(Aim of the exercise) Word for word, repeat each of the records below.

=== Available data ===

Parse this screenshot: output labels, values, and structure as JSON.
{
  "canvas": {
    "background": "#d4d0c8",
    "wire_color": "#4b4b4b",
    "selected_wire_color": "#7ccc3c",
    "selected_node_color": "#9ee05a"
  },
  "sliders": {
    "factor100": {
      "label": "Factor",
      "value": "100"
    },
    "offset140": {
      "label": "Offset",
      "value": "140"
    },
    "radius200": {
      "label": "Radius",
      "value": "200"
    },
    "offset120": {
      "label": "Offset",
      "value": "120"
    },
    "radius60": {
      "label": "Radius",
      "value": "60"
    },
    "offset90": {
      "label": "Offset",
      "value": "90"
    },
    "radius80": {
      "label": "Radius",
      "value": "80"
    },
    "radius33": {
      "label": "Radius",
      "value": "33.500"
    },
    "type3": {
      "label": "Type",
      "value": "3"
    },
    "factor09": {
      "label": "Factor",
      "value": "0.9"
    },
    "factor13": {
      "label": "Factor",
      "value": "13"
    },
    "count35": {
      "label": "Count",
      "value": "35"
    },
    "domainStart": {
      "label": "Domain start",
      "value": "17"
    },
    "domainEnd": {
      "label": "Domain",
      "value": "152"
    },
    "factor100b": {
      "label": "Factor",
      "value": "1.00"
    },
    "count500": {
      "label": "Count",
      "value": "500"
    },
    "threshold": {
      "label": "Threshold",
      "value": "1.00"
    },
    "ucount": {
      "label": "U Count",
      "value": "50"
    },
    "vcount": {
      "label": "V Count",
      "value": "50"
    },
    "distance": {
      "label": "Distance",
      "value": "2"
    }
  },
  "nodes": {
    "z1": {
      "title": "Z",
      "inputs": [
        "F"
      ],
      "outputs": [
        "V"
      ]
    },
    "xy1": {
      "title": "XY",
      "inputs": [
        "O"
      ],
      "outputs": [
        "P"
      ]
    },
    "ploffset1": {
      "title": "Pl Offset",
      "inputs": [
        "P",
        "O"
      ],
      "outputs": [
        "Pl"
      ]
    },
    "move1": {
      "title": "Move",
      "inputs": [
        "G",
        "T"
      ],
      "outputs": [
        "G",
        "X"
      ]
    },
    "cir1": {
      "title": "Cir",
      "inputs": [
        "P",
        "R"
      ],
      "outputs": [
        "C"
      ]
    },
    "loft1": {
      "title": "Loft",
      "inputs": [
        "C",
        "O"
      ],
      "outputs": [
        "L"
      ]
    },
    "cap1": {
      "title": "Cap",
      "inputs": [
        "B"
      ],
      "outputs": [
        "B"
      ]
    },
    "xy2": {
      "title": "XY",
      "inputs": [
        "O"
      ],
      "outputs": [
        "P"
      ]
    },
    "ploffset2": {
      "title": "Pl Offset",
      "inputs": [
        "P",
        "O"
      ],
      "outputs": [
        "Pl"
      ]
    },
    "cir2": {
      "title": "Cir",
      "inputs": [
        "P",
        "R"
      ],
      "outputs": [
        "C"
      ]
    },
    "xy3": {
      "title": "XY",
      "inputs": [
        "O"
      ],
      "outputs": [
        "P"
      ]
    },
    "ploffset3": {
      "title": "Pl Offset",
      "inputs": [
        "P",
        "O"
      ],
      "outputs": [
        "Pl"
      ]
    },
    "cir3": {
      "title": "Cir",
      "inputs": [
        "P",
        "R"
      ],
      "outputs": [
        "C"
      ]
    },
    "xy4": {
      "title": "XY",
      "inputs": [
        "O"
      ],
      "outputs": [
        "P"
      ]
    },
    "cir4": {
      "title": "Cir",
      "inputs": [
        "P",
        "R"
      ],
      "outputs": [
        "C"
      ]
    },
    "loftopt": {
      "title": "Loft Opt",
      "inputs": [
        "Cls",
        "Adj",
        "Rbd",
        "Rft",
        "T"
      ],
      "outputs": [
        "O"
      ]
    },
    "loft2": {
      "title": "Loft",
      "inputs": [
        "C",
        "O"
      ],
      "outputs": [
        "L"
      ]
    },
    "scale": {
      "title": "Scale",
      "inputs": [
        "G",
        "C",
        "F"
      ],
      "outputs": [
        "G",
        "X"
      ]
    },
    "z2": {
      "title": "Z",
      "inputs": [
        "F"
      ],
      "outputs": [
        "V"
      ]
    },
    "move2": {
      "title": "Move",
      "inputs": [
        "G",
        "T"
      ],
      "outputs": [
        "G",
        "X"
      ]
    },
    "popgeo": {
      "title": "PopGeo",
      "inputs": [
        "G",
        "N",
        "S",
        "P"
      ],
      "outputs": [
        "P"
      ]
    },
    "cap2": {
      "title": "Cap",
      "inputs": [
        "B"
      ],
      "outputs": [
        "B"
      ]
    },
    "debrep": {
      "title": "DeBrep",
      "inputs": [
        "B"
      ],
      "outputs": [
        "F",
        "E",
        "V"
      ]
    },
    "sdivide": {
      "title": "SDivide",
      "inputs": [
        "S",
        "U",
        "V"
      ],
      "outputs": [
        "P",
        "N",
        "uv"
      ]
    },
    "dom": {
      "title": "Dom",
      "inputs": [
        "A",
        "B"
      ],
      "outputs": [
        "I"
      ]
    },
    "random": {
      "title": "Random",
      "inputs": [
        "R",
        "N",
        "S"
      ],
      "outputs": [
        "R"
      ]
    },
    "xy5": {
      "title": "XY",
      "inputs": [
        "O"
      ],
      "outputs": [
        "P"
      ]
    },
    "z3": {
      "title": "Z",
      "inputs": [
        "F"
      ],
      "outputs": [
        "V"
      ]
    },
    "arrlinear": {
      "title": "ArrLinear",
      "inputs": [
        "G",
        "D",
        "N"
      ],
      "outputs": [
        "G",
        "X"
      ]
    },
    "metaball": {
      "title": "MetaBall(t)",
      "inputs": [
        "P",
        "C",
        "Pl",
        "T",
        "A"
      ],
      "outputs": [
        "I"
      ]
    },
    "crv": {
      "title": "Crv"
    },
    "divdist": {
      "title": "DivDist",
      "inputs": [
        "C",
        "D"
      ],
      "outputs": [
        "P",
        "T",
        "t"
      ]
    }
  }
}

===

(Result for this task)
Parse this screenshot: output labels, values, and structure as JSON.
{
  "canvas": {
    "background": "#d4d0c8",
    "wire_color": "#4b4b4b",
    "selected_wire_color": "#7ccc3c",
    "selected_node_color": "#9ee05a"
  },
  "sliders": {
    "factor100": {
      "label": "Factor",
      "value": "100"
    },
    "offset140": {
      "label": "Offset",
      "value": "140"
    },
    "radius200": {
      "label": "Radius",
      "value": "200"
    },
    "offset120": {
      "label": "Offset",
      "value": "120"
    },
    "radius60": {
      "label": "Radius",
      "value": "60"
    },
    "offset90": {
      "label": "Offset",
      "value": "90"
    },
    "radius80": {
      "label": "Radius",
      "value": "80"
    },
    "radius33": {
      "label": "Radius",
      "value": "33.500"
    },
    "type3": {
      "label": "Type",
      "value": "3"
    },
    "factor09": {
      "label": "Factor",
      "value": "0.9"
    },
    "factor13": {
      "label": "Factor",
      "value": "13"
    },
    "count35": {
      "label": "Count",
      "value": "35"
    },
    "domainStart": {
      "label": "Domain start",
      "value": "17"
    },
    "domainEnd": {
      "label": "Domain",
      "value": "152"
    },
    "factor100b": {
      "label": "Factor",
      "value": "1.00"
    },
    "count500": {
      "label": "Count",
      "value": "500"
    },
    "threshold": {
      "label": "Threshold",
      "value": "1.00"
    },
    "ucount": {
      "label": "U Count",
      "value": "50"
    },
    "vcount": {
      "label": "V Count",
      "value": "50"
    },
    "distance": {
      "label": "Distance",
      "value": "2"
    }
  },
  "nodes": {
    "z1": {
      "title": "Z",
      "inputs": [
        "F"
      ],
      "outputs": [
        "V"
      ]
    },
    "xy1": {
      "title": "XY",
      "inputs": [
        "O"
      ],
      "outputs": [
        "P"
      ]
    },
    "ploffset1": {
      "title": "Pl Offset",
      "inputs": [
        "P",
        "O"
      ],
      "outputs": [
        "Pl"
      ]
    },
    "move1": {
      "title": "Move",
      "inputs": [
        "G",
        "T"
      ],
      "outputs": [
        "G",
        "X"
      ]
    },
    "cir1": {
      "title": "Cir",
      "inputs": [
        "P",
        "R"
      ],
      "outputs": [
        "C"
      ]
    },
    "loft1": {
      "title": "Loft",
      "inputs": [
        "C",
        "O"
      ],
      "outputs": [
        "L"
      ]
    },
    "cap1": {
      "title": "Cap",
      "inputs": [
        "B"
      ],
      "outputs": [
        "B"
      ]
    },
    "xy2": {
      "title": "XY",
      "inputs": [
        "O"
      ],
      "outputs": [
        "P"
      ]
    },
    "ploffset2": {
      "title": "Pl Offset",
      "inputs": [
        "P",
        "O"
      ],
      "outputs": [
        "Pl"
      ]
    },
    "cir2": {
      "title": "Cir",
      "inputs": [
        "P",
        "R"
      ],
      "outputs": [
        "C"
      ]
    },
    "xy3": {
      "title": "XY",
      "inputs": [
        "O"
      ],
      "outputs": [
        "P"
      ]
    },
    "ploffset3": {
      "title": "Pl Offset",
      "inputs": [
        "P",
        "O"
      ],
      "outputs": [
        "Pl"
      ]
    },
    "cir3": {
      "title": "Cir",
      "inputs": [
        "P",
        "R"
      ],
      "outputs": [
        "C"
      ]
    },
    "xy4": {
      "title": "XY",
      "inputs": [
        "O"
      ],
      "outputs": [
        "P"
      ]
    },
    "cir4": {
      "title": "Cir",
      "inputs": [
        "P",
        "R"
      ],
      "outputs": [
        "C"
      ]
    },
    "loftopt": {
      "title": "Loft Opt",
      "inputs": [
        "Cls",
        "Adj",
        "Rbd",
        "Rft",
        "T"
      ],
      "outputs": [
        "O"
      ]
    },
    "loft2": {
      "title": "Loft",
      "inputs": [
        "C",
        "O"
      ],
      "outputs": [
        "L"
      ]
    },
    "scale": {
      "title": "Scale",
      "inputs": [
        "G",
        "C",
        "F"
      ],
      "outputs": [
        "G",
        "X"
      ]
    },
    "z2": {
      "title": "Z",
      "inputs": [
        "F"
      ],
      "outputs": [
        "V"
      ]
    },
    "move2": {
      "title": "Move",
      "inputs": [
        "G",
        "T"
      ],
      "outputs": [
        "G",
        "X"
      ]
    },
    "popgeo": {
      "title": "PopGeo",
      "inputs": [
        "G",
        "N",
        "S",
        "P"
      ],
      "outputs": [
        "P"
      ]
    },
    "cap2": {
      "title": "Cap",
      "inputs": [
        "B"
      ],
      "outputs": [
        "B"
      ]
    },
    "debrep": {
      "title": "DeBrep",
      "inputs": [
        "B"
      ],
      "outputs": [
        "F",
        "E",
        "V"
      ]
    },
    "sdivide": {
      "title": "SDivide",
      "inputs": [
        "S",
        "U",
        "V"
      ],
      "outputs": [
        "P",
        "N",
        "uv"
      ]
    },
    "dom": {
      "title": "Dom",
      "inputs": [
        "A",
        "B"
      ],
      "outputs": [
        "I"
      ]
    },
    "random": {
      "title": "Random",
      "inputs": [
        "R",
        "N",
        "S"
      ],
      "outputs": [
        "R"
      ]
    },
    "xy5": {
      "title": "XY",
      "inputs": [
        "O"
      ],
      "outputs": [
        "P"
      ]
    },
    "z3": {
      "title": "Z",
      "inputs": [
        "F"
      ],
      "outputs": [
        "V"
      ]
    },
    "arrlinear": {
      "title": "ArrLinear",
      "inputs": [
        "G",
        "D",
        "N"
      ],
      "outputs": [
        "G",
        "X"
      ]
    },
    "metaball": {
      "title": "MetaBall(t)",
      "inputs": [
        "P",
        "C",
        "Pl",
        "T",
        "A"
      ],
      "outputs": [
        "I"
      ]
    },
    "crv": {
      "title": "Crv"
    },
    "divdist": {
      "title": "DivDist",
      "inputs": [
        "C",
        "D"
      ],
      "outputs": [
        "P",
        "T",
        "t"
      ]
    }
  }
}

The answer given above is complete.